One person is missing: the Preparator, whose task it was to prepare the body for the lesson. In the 17th century an important scientist such as Dr. Tulp would not be involved in menial and bloody work like dissection, and such tasks would be left to others. It is for this reason that the picture shows no cutting instruments. Instead we see in the lower right corner an enormous open textbook on anatomy, possibly the 1543 De Humani Corporis Fabrica (Fabric of the Human Body) by Andreas Vesalius.
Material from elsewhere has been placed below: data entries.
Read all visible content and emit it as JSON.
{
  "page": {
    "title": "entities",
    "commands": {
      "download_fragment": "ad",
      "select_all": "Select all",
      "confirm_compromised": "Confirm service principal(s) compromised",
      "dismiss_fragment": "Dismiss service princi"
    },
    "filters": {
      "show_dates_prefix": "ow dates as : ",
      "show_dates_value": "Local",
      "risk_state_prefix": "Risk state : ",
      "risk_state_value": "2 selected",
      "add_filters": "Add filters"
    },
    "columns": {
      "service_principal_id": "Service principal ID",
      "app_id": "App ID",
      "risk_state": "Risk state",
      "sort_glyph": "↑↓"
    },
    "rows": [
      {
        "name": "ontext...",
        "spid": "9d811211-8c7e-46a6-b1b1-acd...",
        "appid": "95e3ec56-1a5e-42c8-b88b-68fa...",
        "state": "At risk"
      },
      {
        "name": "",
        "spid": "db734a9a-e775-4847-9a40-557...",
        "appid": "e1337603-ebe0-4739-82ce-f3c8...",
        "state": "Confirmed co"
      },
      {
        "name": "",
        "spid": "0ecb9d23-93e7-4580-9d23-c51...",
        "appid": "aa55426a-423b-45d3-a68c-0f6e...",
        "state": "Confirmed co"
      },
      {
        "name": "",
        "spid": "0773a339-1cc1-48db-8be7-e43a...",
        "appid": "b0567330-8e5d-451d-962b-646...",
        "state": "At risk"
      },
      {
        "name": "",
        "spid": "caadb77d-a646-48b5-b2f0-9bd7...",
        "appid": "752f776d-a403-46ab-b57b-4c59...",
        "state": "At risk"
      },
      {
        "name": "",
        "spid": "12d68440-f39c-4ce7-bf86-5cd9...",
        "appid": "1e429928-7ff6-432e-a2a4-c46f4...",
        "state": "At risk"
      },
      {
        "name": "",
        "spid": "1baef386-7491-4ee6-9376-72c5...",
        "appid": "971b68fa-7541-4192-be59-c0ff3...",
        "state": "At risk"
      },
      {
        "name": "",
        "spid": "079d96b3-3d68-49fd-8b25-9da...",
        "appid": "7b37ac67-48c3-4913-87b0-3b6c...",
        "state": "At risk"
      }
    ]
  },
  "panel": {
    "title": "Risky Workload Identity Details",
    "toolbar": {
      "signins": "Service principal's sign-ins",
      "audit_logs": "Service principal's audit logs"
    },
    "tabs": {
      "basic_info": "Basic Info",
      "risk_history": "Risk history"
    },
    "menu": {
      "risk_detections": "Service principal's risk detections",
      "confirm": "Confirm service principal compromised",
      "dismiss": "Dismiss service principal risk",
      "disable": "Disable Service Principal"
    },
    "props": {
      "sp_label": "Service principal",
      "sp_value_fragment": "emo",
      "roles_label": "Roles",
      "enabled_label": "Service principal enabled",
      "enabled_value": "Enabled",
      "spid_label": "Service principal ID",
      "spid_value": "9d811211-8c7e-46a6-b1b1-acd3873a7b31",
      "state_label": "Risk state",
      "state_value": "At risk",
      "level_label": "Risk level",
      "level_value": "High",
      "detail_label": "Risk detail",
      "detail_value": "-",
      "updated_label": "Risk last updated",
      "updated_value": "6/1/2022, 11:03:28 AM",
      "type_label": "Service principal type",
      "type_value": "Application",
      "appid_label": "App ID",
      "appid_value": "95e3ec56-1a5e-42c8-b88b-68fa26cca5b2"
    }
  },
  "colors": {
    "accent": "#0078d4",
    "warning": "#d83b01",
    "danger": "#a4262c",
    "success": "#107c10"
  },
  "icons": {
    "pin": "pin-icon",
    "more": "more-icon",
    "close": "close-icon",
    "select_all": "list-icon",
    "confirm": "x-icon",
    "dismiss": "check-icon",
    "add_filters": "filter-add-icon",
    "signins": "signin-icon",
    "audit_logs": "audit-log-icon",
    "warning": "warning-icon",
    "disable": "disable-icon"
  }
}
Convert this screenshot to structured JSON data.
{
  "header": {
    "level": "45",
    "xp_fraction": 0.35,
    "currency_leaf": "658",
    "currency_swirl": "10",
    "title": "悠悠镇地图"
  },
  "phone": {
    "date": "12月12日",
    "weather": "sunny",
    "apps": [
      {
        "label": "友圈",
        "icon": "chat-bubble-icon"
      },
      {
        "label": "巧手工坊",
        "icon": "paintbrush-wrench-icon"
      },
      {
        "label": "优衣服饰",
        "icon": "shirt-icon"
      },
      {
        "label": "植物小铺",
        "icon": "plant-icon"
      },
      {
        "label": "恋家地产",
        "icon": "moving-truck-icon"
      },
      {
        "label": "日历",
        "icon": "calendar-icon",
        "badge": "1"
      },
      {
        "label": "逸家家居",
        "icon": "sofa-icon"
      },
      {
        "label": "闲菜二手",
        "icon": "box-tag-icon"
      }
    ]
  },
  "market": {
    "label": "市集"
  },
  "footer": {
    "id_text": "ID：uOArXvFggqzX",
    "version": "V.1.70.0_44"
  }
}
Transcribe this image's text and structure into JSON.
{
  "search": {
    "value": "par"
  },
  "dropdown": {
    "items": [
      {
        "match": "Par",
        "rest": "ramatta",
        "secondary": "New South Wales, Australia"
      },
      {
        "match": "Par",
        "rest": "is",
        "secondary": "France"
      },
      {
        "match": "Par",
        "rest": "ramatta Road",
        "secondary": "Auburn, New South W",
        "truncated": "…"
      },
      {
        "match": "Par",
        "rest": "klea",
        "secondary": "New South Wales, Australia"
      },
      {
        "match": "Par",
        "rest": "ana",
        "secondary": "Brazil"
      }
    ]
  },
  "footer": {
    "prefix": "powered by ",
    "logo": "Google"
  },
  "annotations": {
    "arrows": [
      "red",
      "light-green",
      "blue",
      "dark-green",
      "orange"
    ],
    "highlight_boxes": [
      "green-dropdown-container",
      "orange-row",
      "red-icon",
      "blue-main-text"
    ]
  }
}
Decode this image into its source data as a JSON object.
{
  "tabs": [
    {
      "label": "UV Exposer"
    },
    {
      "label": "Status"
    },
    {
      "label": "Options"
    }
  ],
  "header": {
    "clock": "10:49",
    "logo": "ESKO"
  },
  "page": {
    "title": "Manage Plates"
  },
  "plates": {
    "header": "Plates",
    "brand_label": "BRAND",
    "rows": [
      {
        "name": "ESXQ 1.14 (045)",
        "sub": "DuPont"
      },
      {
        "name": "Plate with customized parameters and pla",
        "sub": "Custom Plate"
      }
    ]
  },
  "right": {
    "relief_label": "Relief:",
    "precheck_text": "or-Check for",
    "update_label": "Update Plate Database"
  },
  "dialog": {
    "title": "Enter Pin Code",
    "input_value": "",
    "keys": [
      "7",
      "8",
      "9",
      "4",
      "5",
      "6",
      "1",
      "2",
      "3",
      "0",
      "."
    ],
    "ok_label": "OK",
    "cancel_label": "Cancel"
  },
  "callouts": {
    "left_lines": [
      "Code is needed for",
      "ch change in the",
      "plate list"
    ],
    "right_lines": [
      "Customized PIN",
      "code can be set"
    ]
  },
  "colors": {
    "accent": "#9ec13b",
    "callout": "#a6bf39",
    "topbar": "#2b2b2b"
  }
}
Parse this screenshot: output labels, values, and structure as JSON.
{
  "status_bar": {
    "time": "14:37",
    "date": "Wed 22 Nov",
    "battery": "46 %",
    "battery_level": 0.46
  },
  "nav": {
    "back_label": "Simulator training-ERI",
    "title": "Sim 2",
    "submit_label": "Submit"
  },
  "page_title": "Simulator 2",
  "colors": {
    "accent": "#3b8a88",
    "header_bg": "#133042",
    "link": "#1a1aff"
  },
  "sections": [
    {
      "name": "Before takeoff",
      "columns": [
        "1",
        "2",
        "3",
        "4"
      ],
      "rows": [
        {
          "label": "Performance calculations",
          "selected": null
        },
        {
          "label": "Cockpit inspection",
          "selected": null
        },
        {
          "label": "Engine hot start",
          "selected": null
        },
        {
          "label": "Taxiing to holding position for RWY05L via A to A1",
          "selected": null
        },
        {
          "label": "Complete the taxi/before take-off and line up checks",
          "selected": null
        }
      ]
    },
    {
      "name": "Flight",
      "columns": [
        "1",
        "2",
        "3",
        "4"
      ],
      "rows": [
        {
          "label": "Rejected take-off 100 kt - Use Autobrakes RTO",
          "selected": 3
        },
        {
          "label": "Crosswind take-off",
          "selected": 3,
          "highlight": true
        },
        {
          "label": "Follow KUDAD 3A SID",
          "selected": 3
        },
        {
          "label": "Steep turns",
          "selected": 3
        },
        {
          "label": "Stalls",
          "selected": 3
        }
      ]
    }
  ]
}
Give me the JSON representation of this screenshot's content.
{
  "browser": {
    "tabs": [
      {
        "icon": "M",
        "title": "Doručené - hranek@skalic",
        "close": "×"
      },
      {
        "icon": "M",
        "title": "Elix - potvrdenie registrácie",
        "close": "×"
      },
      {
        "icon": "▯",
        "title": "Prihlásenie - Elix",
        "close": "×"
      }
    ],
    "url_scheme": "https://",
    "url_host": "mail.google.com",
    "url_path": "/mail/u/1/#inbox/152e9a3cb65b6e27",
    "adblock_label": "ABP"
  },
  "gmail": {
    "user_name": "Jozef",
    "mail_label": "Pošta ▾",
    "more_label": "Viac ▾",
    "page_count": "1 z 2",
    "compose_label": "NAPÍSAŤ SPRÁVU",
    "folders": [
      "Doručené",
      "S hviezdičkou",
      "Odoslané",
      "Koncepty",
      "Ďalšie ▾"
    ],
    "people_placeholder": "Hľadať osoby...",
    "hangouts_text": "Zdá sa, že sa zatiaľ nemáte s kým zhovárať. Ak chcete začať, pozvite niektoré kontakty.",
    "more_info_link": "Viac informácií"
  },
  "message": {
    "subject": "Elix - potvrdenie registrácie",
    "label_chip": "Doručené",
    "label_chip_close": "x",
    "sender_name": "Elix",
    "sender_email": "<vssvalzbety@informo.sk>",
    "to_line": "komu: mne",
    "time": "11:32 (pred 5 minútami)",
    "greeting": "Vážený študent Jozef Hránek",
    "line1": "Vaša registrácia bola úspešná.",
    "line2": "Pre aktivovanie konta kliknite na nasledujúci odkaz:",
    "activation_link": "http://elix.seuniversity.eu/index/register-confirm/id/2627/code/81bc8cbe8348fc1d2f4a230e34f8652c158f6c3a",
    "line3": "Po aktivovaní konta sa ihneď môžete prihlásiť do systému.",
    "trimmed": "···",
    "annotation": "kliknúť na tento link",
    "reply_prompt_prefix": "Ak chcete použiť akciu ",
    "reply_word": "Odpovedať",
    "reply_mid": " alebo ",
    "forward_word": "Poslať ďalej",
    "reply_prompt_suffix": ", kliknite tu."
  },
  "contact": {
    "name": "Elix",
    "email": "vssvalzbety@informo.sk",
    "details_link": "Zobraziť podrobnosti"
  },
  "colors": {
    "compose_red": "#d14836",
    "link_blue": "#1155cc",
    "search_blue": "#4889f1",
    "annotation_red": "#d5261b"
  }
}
Medical specialists have commented on the accuracy of muscles and tendons painted by the 26 year old Rembrandt. It is not known where he obtained such knowledge; it is possible that he copied the details from an anatomical textbook. However, in 2006 Dutch researchers recreated the scene with a male cadaver, revealing several discrepancies of the exposed left forearm compared to that of a real corpse. The surgically astute will notice that the origin of the exposed forearm muscles would seem to indicate that the flexor compartment originates at the lateral epicondyle, when it is, in fact, the medial epicondyle. It is the common extensor origin that originates at the lateral epicondyle.
The face of the corpse is partially shaded, a suggestion of umbra mortis (shadow of death), a technique that Rembrandt was to use frequently. The painting is signed in the top-left hand corner Rembrandt f 1632. It is the first known instance of Rembrandt signing a painting with his forename as opposed to the initials RHL (Rembrandt Harmenszoon of Leiden), and is thus a sign of his growing artistic confidence.